Stage 4, darker grey or more extensive grey marks on the outer five primaries with complete subterminal bands on zero to three primaries.
Iceland Gull (kumlieni) adult, January 23 2013, Quidi Vidi Lake, St. John's, Newfoundland. Picture: Jan Baert.
Iceland Gull (kumlieni) adult, January 23 2013, Quidi Vidi Lake, St. John's, Newfoundland. Picture: Jan Baert.
Iceland Gull (kumlieni) adult, January 23 2013, Quidi Vidi Lake, St. John's, Newfoundland. Picture: Jan Baert.
Iceland Gull (kumlieni) adult, January 23 2013, Quidi Vidi Lake, St. John's, Newfoundland. Picture: Jan Baert.
Iceland Gull (kumlieni) adult, January 23 2013, Quidi Vidi Lake, St. John's, Newfoundland. Picture: Jan Baert.

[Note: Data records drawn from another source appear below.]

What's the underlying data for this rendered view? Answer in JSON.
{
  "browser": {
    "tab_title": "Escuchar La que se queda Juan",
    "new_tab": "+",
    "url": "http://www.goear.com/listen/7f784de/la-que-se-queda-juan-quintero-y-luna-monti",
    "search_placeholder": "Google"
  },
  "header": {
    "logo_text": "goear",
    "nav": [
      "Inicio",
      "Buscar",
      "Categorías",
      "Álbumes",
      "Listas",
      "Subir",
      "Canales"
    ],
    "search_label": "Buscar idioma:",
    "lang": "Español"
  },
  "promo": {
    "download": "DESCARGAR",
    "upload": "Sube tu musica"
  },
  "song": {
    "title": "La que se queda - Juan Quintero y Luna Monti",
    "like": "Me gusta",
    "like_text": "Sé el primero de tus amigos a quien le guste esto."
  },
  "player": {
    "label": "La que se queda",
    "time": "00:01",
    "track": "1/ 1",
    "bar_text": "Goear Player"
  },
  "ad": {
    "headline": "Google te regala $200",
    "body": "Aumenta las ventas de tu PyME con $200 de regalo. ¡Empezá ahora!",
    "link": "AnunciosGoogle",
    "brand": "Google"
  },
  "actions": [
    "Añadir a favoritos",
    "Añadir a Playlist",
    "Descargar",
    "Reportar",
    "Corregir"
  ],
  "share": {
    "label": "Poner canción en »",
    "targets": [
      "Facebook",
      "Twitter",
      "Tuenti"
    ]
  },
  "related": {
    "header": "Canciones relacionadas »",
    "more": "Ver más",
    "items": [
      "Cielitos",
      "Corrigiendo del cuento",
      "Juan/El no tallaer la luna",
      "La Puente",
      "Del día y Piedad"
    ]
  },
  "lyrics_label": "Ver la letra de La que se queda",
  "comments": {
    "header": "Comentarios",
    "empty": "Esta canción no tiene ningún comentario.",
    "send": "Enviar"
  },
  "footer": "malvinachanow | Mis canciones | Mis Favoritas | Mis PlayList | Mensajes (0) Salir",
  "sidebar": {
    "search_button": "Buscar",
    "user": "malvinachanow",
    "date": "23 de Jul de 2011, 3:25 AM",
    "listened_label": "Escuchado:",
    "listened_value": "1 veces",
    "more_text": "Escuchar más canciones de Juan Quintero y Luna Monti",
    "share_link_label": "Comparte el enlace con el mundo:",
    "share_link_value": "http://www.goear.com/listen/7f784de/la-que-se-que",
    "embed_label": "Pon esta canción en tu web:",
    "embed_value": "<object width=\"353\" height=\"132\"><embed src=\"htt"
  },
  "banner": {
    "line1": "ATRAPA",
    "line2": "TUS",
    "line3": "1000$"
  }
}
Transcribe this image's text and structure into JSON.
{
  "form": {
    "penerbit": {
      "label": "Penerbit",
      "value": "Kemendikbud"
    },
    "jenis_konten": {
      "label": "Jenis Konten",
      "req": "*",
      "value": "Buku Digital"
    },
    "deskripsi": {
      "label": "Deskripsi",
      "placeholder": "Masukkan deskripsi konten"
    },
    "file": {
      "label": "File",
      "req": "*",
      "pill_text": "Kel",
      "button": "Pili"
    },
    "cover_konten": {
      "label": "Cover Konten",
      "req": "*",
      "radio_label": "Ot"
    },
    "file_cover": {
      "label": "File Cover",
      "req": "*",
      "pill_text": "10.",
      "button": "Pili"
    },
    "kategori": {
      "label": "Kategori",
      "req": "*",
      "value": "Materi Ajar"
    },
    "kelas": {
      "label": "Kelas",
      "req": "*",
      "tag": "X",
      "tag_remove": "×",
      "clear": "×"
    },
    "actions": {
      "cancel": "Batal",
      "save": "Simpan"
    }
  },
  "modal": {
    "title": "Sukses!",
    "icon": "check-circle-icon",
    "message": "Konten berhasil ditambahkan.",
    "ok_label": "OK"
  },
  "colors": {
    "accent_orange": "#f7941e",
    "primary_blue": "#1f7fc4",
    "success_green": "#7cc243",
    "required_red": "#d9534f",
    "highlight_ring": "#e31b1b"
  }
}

Iceland Gull (kumlieni) adult, January 23 2013, Quidi Vidi Lake, St. John's, Newfoundland. Picture: Jan Baert.
Iceland Gull (kumlieni) adult, January 23 2013, Quidi Vidi Lake, St. John's, Newfoundland. Picture: Jan Baert.
Stage 5, darker grey or more extensive grey marks on the outer five primaries with complete subterminal bands on P6-P9.
Iceland Gull (kumlieni) adult, January 23 2013, Quidi Vidi Lake, St. John's, Newfoundland. Picture: Jan Baert.
Iceland Gull (kumlieni) adult, January 23 2013, Quidi Vidi Lake, St. John's, Newfoundland. Picture: Jan Baert.
Stage 6, darker grey or more extensive grey marks on the outer six primaries with complete subterminal bands on three to four primaries among P6-P9.
Kumlien's / Thayer's Gull (kumlieni / thayeri) adult, January 15 2012, Canal Park, Duluth, MN. Picture: Karl Bardon. Head profile and bill structurally fit Kumlien's, and the white mirror on P9 reaches the outer edge on the outer-web as in Kumlien's. But note the black dot on the outer-web of P5, and the dark blackish extending along the outer-web of P10 all the way to the primary coverts (more typical of Thayer's).
Primary pattern not determined.
Kumlien's Gull (kumlieni) adult, Janaury 29 2012, Aquebogue, NY, USA. Picture: Michael Lotito.
Iceland Gull (kumlieni) adult, January 23 2013, Quidi Vidi Lake, St. John's, Newfoundland. Picture: Jan Baert.
Iceland Gull (kumlieni) adult, January 23 2013, Quidi Vidi Lake, St. John's, Newfoundland. Picture: Jan Baert.
Iceland Gull (kumlieni) adult, January 23 2013, Quidi Vidi Lake, St. John's, Newfoundland. Picture: Jan Baert.